The Venice authorities could appeal against the Council of State ruling, but this would be so risky and time-consuming that they have decided not to.

"Our plans for the inauguration in December 1999 are definitely sunk. If we're lucky we'll have the theatre ready in the spring or summer of 2000," said the prefect of Venice, Vincenzo Barbati, who is also the commissioner in charge of rebuilding.

It is tempting to interpret the Council of State decision as bureaucratic cheese-paring. But closer inspection of the competition procedure suggests the Venice commission made some strange decisions - the result of incompetence or, as many Venetians suspect, an indulgent attitude towards Impregilo, a subsidiary of Italy's biggest and politically most powerful industrial conglomerate, Fiat.

All the evidence suggests the city intended to include the residential housing in the new Fenice project; councillors had even written to the residents, warning them that they might have to sell. Once the competition was launched, Holzmann specifically asked Mr Barbati's predecessor as prefect, Giovanni Troiani, whether the housing should be included. He replied with a circular letter to all entrants saying it should, "from the roof down to the ground".

It appears that Impregilo relied on an ambiguity in the circular referring to "the south wing of the theatre", not the south wing of the building as a whole. During the adjudication process, Holzmann's project - by the late Aldo Rossi - was deemed the most pleasing, aesthetically speaking, but Impregilo won because its shortcut made the reconstruction faster and cheaper.

Foul play? If nothing else, the fiasco has embarrassed Mr Cacciari and his image as a straight-dealing, competent mayor. "If anyone has messed up I want to know about it," he thundered as the building site closed last week.

The affair has infuriated the management at La Fenice, which until now has maintained a full programme of events at its temporary home, a prefabricated tent of a theatre erected on Il Tronchetto, an island built on an old rubbish tip that is now the biggest car park in Europe. After the fire, the so-called PalaFenice went up in three weeks, defying the odds to get the 1996 season started on time.

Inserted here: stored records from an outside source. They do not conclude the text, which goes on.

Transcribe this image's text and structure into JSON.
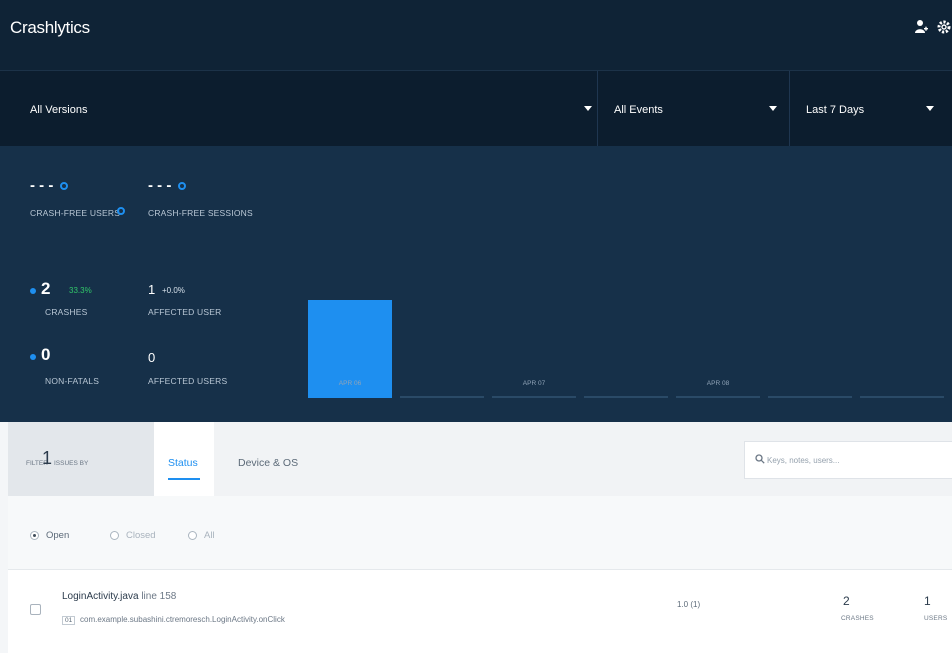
{
  "header": {
    "title": "Crashlytics",
    "icons": [
      "user-add-icon",
      "gear-icon"
    ]
  },
  "filters": {
    "versions": "All Versions",
    "events": "All Events",
    "range": "Last 7 Days"
  },
  "stats": {
    "crash_free_users": {
      "value": "- - -",
      "label": "CRASH-FREE USERS"
    },
    "crash_free_sessions": {
      "value": "- - -",
      "label": "CRASH-FREE SESSIONS"
    },
    "crashes": {
      "value": "2",
      "change": "33.3%",
      "label": "CRASHES"
    },
    "affected_user": {
      "value": "1",
      "change": "+0.0%",
      "label": "AFFECTED USER"
    },
    "non_fatals": {
      "value": "0",
      "label": "NON-FATALS"
    },
    "affected_users": {
      "value": "0",
      "label": "AFFECTED USERS"
    }
  },
  "chart_data": {
    "type": "bar",
    "categories": [
      "APR 06",
      "",
      "APR 07",
      "",
      "APR 08",
      "",
      ""
    ],
    "tick_labels": [
      "APR 06",
      "APR 07",
      "APR 08"
    ],
    "values": [
      2,
      0,
      0,
      0,
      0,
      0,
      0
    ],
    "ylim": [
      0,
      2
    ],
    "grid": false,
    "colors": {
      "bar": "#1e8ff0",
      "baseline": "#2a4a67"
    }
  },
  "toolbar": {
    "filter_label": "FILTER",
    "filter_count": "1",
    "issues_by_label": "ISSUES BY",
    "tabs": [
      {
        "label": "Status",
        "active": true
      },
      {
        "label": "Device & OS",
        "active": false
      }
    ],
    "search_placeholder": "Keys, notes, users..."
  },
  "status_filter": {
    "options": [
      {
        "label": "Open",
        "selected": true
      },
      {
        "label": "Closed",
        "selected": false
      },
      {
        "label": "All",
        "selected": false
      }
    ]
  },
  "issue": {
    "file": "LoginActivity.java",
    "line": "line 158",
    "badge": "01",
    "method": "com.example.subashini.ctremoresch.LoginActivity.onClick",
    "version": "1.0 (1)",
    "crashes_value": "2",
    "crashes_label": "CRASHES",
    "users_value": "1",
    "users_label": "USERS"
  },
  "colors": {
    "accent": "#1e8ff0",
    "topbar": "#0f2336",
    "stats_bg": "#163049",
    "positive": "#31c76a"
  }
}
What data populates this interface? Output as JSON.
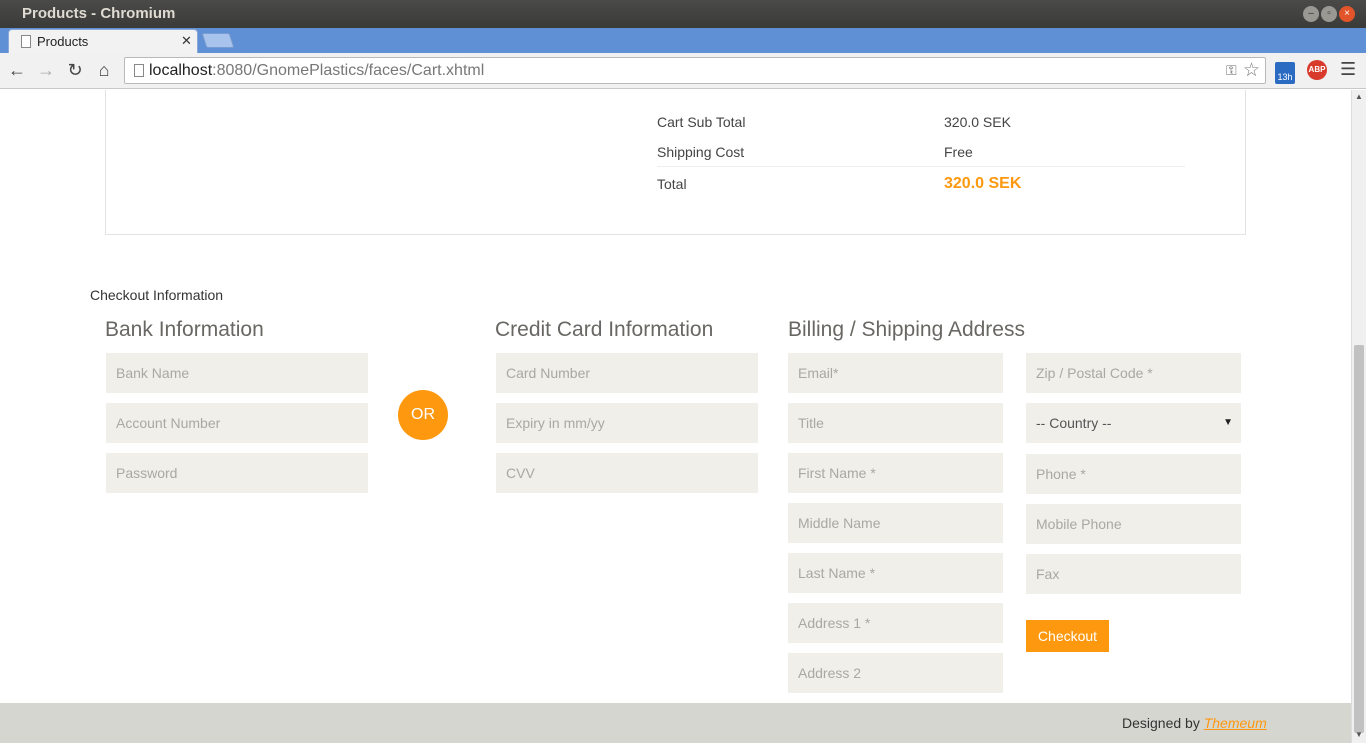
{
  "window": {
    "title": "Products - Chromium"
  },
  "tab": {
    "label": "Products"
  },
  "omnibox": {
    "host": "localhost",
    "rest": ":8080/GnomePlastics/faces/Cart.xhtml"
  },
  "extensions": {
    "calendar_badge": "13h",
    "adblock_label": "ABP"
  },
  "totals": [
    {
      "label": "Cart Sub Total",
      "value": "320.0 SEK"
    },
    {
      "label": "Shipping Cost",
      "value": "Free"
    },
    {
      "label": "Total",
      "value": "320.0 SEK"
    }
  ],
  "checkout": {
    "section_title": "Checkout Information",
    "bank": {
      "heading": "Bank Information",
      "fields": [
        "Bank Name",
        "Account Number",
        "Password"
      ]
    },
    "or_label": "OR",
    "card": {
      "heading": "Credit Card Information",
      "fields": [
        "Card Number",
        "Expiry in mm/yy",
        "CVV"
      ]
    },
    "address": {
      "heading": "Billing / Shipping Address",
      "left_fields": [
        "Email*",
        "Title",
        "First Name *",
        "Middle Name",
        "Last Name *",
        "Address 1 *",
        "Address 2"
      ],
      "right_fields": [
        "Zip / Postal Code *",
        "Phone *",
        "Mobile Phone",
        "Fax"
      ],
      "country_selected": "-- Country --"
    },
    "button_label": "Checkout"
  },
  "footer": {
    "prefix": "Designed by ",
    "link": "Themeum"
  },
  "colors": {
    "accent": "#fe980f",
    "field_bg": "#f0efe9",
    "footer_bg": "#d6d6d0"
  }
}
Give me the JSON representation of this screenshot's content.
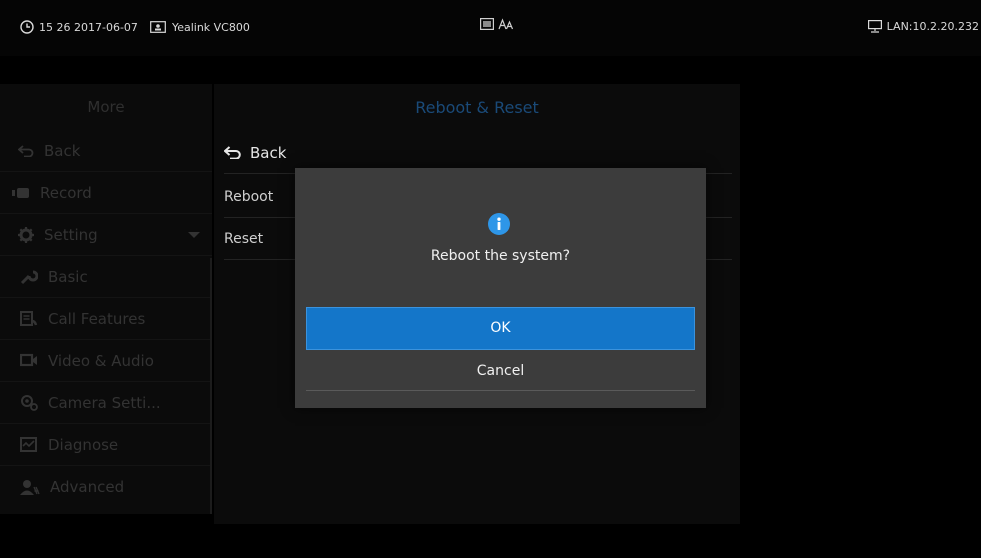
{
  "status_bar": {
    "time": "15 26",
    "date": "2017-06-07",
    "device": "Yealink VC800",
    "network": "LAN:10.2.20.232"
  },
  "left_menu": {
    "title": "More",
    "items": [
      {
        "label": "Back",
        "icon": "back-arrow-icon"
      },
      {
        "label": "Record",
        "icon": "record-icon"
      },
      {
        "label": "Setting",
        "icon": "gear-icon"
      }
    ],
    "sub_items": [
      {
        "label": "Basic",
        "icon": "wrench-icon"
      },
      {
        "label": "Call Features",
        "icon": "call-features-icon"
      },
      {
        "label": "Video & Audio",
        "icon": "video-audio-icon"
      },
      {
        "label": "Camera Setti...",
        "icon": "camera-settings-icon"
      },
      {
        "label": "Diagnose",
        "icon": "diagnose-icon"
      },
      {
        "label": "Advanced",
        "icon": "advanced-user-icon"
      }
    ]
  },
  "panel": {
    "title": "Reboot & Reset",
    "back_label": "Back",
    "rows": [
      "Reboot",
      "Reset"
    ]
  },
  "dialog": {
    "icon": "info-icon",
    "message": "Reboot the system?",
    "ok_label": "OK",
    "cancel_label": "Cancel"
  },
  "colors": {
    "accent": "#1476c9",
    "info": "#2e96e8",
    "title_blue": "#1a4a78",
    "dialog_bg": "#3c3c3c"
  }
}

For the reopening, La Fenice had scheduled Riccardo Muti to conduct a choral concert, followed by a production of Tristan and Isolde directed by Bob Wilson. "We have to plan our seasons two years in advance, but now we don't know where we stand," said theatre spokesman Cristiano Chiarot. His desk was strewn with requests from foreign embassies and big companies for opening night tickets. For now, they are going to have to remain unanswered.